- Salsify is high in vitamins (C, B1, B2, B5 and B6) and minerals, such as potassium, phosphorus, iron, copper, magnesium and manganese. It also contains inulin, a prebiotic that is not absorbed by the small intestine but will be fermented by the bacterial flora of the large intestine. It therefore contributes to the development of the good bacteria of the intestinal flora.

- The carrot is a very soft food when it is well cooked. And yes, we must not forget that it is one of the first vegetables given to babies. It is an excellent source of vitamin A and beta-carotene. It also contains vitamins C, E and B6. Carrot juice also works wonders since it alone provides vitamin B1, B2, K, phosphorus and potassium. The carrot also acts against cardiovascular diseases, against lung cancer and against cataracts. You will find at the end of the article a recipe for mashed carrot/butternut squash.

- Fennel acts on bone health and fights against hypertension and cholesterol. It contains antioxidants and polyacetylenes which have anti-inflammatory and antibacterial effects. It is a source of vitamin C, iron, potassium, sodium, magnesium, and has calming properties for digestive disorders. In the kitchen, you can eat it slightly crunchy by steaming it for about ten minutes. If you prefer it softer and tastier, braise it.

- Leek is an excellent source of antioxidants, but also of saponins, which act against cholesterol and have properties to fight against stomach and stomach cancers.
the intestine. It is also recognized for its diuretic benefits. On to fruit now. We will focus on chestnut, kiwi and pear.

- The chestnut is a fruit rich in minerals and trace elements. It has an interesting content of potassium, iron, magnesium and copper. It also contains fiber, monounsaturated fatty acids and vegetable proteins which would reduce cardiovascular disease. It is also used to produce gluten-free flour. You can easily make a chestnut flour cake, possibly replacing the cow's milk with hazelnut milk to enhance the taste.

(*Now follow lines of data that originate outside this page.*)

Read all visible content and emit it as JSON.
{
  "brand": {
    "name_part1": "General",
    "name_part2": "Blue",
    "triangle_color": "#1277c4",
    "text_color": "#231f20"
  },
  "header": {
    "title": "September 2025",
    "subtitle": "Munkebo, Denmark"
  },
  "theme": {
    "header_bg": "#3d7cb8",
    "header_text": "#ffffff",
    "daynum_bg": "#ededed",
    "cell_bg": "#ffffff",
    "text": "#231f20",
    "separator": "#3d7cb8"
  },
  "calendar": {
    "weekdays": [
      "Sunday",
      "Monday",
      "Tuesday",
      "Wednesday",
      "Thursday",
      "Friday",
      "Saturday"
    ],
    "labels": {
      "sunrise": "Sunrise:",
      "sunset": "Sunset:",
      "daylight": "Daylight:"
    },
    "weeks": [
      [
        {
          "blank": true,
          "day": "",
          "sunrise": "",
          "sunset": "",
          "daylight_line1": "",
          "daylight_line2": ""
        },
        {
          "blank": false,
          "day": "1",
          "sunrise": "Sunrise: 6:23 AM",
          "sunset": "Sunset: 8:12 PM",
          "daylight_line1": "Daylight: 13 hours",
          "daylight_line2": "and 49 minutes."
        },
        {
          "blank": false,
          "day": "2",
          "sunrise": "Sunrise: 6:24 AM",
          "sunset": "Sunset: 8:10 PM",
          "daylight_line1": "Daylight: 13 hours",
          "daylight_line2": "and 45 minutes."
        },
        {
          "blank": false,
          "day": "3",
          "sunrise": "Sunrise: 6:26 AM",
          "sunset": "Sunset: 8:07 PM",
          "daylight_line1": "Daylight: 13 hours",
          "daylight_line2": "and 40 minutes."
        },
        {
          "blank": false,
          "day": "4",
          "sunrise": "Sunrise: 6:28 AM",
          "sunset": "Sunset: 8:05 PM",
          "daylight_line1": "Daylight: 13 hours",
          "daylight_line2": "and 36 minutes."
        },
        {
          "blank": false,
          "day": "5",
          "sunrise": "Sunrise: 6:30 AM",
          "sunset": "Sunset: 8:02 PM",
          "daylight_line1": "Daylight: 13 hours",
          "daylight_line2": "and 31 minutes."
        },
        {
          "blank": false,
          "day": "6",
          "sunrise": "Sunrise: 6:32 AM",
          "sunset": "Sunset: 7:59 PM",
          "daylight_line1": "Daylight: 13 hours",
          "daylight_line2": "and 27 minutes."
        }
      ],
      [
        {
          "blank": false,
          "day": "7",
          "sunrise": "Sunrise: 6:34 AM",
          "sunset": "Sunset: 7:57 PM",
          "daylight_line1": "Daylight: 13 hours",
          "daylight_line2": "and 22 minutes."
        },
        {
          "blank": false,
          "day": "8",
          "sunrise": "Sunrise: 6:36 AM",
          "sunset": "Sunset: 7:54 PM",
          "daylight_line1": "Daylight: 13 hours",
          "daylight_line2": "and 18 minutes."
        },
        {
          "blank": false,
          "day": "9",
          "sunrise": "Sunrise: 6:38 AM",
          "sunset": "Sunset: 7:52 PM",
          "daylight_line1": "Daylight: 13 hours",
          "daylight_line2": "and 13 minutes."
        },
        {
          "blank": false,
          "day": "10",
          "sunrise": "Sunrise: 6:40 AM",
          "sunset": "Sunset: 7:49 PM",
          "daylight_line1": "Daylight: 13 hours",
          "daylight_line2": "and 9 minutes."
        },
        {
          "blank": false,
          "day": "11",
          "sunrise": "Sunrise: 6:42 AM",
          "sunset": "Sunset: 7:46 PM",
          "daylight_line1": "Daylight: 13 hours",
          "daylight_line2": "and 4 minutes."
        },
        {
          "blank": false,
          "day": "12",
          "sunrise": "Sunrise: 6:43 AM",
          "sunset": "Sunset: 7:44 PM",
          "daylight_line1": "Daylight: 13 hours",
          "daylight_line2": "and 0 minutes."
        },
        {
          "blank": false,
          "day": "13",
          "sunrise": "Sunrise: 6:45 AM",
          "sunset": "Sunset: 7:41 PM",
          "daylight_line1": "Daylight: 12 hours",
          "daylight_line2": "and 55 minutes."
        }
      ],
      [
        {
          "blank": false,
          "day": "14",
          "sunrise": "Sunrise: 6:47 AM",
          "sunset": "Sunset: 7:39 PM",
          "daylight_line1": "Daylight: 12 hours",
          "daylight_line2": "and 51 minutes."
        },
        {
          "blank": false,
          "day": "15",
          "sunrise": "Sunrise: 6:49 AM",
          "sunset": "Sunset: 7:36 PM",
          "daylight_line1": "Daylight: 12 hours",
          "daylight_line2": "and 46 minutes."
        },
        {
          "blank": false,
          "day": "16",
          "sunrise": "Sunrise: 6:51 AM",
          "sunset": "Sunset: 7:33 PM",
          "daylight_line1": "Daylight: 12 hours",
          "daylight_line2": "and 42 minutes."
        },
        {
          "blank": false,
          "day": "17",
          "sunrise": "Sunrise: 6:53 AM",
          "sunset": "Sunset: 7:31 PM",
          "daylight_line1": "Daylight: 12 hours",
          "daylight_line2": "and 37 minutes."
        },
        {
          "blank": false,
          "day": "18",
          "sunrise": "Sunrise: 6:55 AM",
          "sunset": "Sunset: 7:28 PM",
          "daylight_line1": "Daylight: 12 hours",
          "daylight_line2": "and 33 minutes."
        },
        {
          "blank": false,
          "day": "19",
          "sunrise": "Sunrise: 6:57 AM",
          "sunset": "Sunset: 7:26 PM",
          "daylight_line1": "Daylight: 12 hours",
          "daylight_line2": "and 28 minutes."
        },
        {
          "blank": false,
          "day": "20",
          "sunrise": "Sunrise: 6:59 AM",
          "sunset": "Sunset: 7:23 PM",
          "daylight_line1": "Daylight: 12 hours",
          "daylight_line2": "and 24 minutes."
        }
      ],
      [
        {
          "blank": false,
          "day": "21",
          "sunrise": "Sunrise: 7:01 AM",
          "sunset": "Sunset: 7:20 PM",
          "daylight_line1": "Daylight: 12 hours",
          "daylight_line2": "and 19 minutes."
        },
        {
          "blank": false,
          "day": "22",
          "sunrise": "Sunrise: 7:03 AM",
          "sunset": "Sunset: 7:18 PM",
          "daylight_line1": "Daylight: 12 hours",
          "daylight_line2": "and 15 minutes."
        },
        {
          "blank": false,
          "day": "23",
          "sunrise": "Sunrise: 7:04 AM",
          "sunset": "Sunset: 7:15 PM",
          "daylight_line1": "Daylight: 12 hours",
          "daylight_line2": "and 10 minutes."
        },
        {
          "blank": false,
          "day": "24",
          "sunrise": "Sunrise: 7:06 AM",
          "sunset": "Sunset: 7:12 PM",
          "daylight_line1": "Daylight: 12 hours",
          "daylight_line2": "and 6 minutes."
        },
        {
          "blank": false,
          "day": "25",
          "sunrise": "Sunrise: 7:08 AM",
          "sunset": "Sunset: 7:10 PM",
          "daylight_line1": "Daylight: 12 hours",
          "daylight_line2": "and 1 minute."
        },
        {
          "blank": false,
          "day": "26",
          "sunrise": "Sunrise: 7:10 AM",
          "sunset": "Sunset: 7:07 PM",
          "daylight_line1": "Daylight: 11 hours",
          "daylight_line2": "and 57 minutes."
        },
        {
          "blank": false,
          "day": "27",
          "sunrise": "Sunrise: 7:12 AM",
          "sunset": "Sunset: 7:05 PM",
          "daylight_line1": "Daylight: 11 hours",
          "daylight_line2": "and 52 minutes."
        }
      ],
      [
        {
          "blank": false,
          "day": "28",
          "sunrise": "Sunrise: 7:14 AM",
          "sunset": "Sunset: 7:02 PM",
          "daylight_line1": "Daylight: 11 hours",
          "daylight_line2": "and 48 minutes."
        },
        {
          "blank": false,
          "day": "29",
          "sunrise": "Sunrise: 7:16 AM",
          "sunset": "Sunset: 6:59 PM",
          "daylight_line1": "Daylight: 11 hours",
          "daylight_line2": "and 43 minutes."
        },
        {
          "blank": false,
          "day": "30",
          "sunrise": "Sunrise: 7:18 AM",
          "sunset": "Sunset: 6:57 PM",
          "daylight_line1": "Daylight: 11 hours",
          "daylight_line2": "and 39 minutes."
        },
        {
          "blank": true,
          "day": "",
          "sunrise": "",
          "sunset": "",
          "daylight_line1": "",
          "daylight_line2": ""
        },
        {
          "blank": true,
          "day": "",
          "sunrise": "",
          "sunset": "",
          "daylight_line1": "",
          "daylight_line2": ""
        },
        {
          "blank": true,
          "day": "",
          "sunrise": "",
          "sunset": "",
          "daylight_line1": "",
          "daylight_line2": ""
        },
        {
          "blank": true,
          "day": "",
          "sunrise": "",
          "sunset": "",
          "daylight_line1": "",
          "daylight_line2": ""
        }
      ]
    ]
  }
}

- The kiwi is a source of antioxidants and is richer in vitamin C than any citrus fruit. It contains 98 mg per 100 g of fruit and therefore supports the immune system. It also acts
against constipation, water retention, it helps digestion and strengthens the bones thanks to copper, magnesium and potassium.

- The pear is a very good source of pectin which promotes the elimination of cholesterol. It also contains a lot of copper, vitamin C and potassium. It has a mild laxative action and therefore fights against constipation. It is also known to act against rheumatism, arthritis, hypertension, and to fight liver disease. Be careful though because it contains sorbitol and can cause gas, bloating or diarrhea.

In the kitchen, there is of course the eternal pear/chocolate tart, but if you want to experiment something else, you can try the recipe for vegan pear cake from Green Cuisine. Apparently it's worth the detour! As you can see, it's totally possible to refuel during this season!

And to give your dishes more flavor and bring you even more vitamins, minerals and trace elements, don't hesitate to add a few seeds to your preparations! You have a choice:Pumpkin, sunflower, flax, chia, sesame, poppy seeds...

As promised, here I share with you a recipe invented by my little hands:
Carrot and butternut squash purée with almond milk.
Ingredients (organic) for 2 people:

• 8 large carrots
• 1 part butternut squash (equivalent to half the carrots)
• +/- 25 cl of almond milk; I say approximately because I pour the milk by eye into the blender.
If it's too thick, add more.
• 2 tbsp hazelnut milk (optional)
• sesame seeds
Preperation :
1 Cut the carrots and squash into small dice
2 Put them in the steamer
3 Once cooked, pour them into the blender/mixer
4 Add the almond milk (and hazelnut milk)
5 Mix (and add milk if there is not enough)
6 Put your mash in a bowl and sprinkle some sesame seeds on it.
Enjoy your lunch !

Lily from Lilyseasons